**What is being asked:** The records should be written out in full, with nothing altered.

**Records provided:**
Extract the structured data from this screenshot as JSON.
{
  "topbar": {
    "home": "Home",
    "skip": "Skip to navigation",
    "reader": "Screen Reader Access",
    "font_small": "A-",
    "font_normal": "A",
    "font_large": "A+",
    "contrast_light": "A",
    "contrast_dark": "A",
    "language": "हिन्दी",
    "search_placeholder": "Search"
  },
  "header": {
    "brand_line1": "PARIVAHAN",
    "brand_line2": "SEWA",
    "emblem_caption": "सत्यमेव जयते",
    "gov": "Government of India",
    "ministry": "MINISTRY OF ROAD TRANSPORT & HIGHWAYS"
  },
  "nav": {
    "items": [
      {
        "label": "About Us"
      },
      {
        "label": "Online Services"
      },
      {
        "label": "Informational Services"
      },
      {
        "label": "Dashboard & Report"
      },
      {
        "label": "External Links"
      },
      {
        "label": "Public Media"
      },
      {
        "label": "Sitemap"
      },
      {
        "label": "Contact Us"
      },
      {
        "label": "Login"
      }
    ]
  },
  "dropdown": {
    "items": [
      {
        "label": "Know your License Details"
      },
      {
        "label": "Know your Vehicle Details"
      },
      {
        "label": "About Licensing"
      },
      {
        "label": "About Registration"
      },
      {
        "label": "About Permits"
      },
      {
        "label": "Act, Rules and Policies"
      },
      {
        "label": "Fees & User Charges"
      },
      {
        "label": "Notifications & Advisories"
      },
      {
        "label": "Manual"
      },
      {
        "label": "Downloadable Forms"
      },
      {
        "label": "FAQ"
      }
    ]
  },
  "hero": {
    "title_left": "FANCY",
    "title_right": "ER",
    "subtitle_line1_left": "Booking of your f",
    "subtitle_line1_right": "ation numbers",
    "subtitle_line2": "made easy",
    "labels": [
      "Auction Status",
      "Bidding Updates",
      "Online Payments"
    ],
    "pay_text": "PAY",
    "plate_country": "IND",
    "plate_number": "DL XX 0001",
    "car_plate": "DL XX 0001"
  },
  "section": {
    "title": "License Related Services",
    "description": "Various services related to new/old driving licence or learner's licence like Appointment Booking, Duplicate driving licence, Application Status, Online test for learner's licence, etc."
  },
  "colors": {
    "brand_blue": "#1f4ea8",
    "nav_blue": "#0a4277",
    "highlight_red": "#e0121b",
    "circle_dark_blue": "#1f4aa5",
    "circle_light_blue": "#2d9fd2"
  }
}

**Answer section:**
Extract the structured data from this screenshot as JSON.
{
  "topbar": {
    "home": "Home",
    "skip": "Skip to navigation",
    "reader": "Screen Reader Access",
    "font_small": "A-",
    "font_normal": "A",
    "font_large": "A+",
    "contrast_light": "A",
    "contrast_dark": "A",
    "language": "हिन्दी",
    "search_placeholder": "Search"
  },
  "header": {
    "brand_line1": "PARIVAHAN",
    "brand_line2": "SEWA",
    "emblem_caption": "सत्यमेव जयते",
    "gov": "Government of India",
    "ministry": "MINISTRY OF ROAD TRANSPORT & HIGHWAYS"
  },
  "nav": {
    "items": [
      {
        "label": "About Us"
      },
      {
        "label": "Online Services"
      },
      {
        "label": "Informational Services"
      },
      {
        "label": "Dashboard & Report"
      },
      {
        "label": "External Links"
      },
      {
        "label": "Public Media"
      },
      {
        "label": "Sitemap"
      },
      {
        "label": "Contact Us"
      },
      {
        "label": "Login"
      }
    ]
  },
  "dropdown": {
    "items": [
      {
        "label": "Know your License Details"
      },
      {
        "label": "Know your Vehicle Details"
      },
      {
        "label": "About Licensing"
      },
      {
        "label": "About Registration"
      },
      {
        "label": "About Permits"
      },
      {
        "label": "Act, Rules and Policies"
      },
      {
        "label": "Fees & User Charges"
      },
      {
        "label": "Notifications & Advisories"
      },
      {
        "label": "Manual"
      },
      {
        "label": "Downloadable Forms"
      },
      {
        "label": "FAQ"
      }
    ]
  },
  "hero": {
    "title_left": "FANCY",
    "title_right": "ER",
    "subtitle_line1_left": "Booking of your f",
    "subtitle_line1_right": "ation numbers",
    "subtitle_line2": "made easy",
    "labels": [
      "Auction Status",
      "Bidding Updates",
      "Online Payments"
    ],
    "pay_text": "PAY",
    "plate_country": "IND",
    "plate_number": "DL XX 0001",
    "car_plate": "DL XX 0001"
  },
  "section": {
    "title": "License Related Services",
    "description": "Various services related to new/old driving licence or learner's licence like Appointment Booking, Duplicate driving licence, Application Status, Online test for learner's licence, etc."
  },
  "colors": {
    "brand_blue": "#1f4ea8",
    "nav_blue": "#0a4277",
    "highlight_red": "#e0121b",
    "circle_dark_blue": "#1f4aa5",
    "circle_light_blue": "#2d9fd2"
  }
}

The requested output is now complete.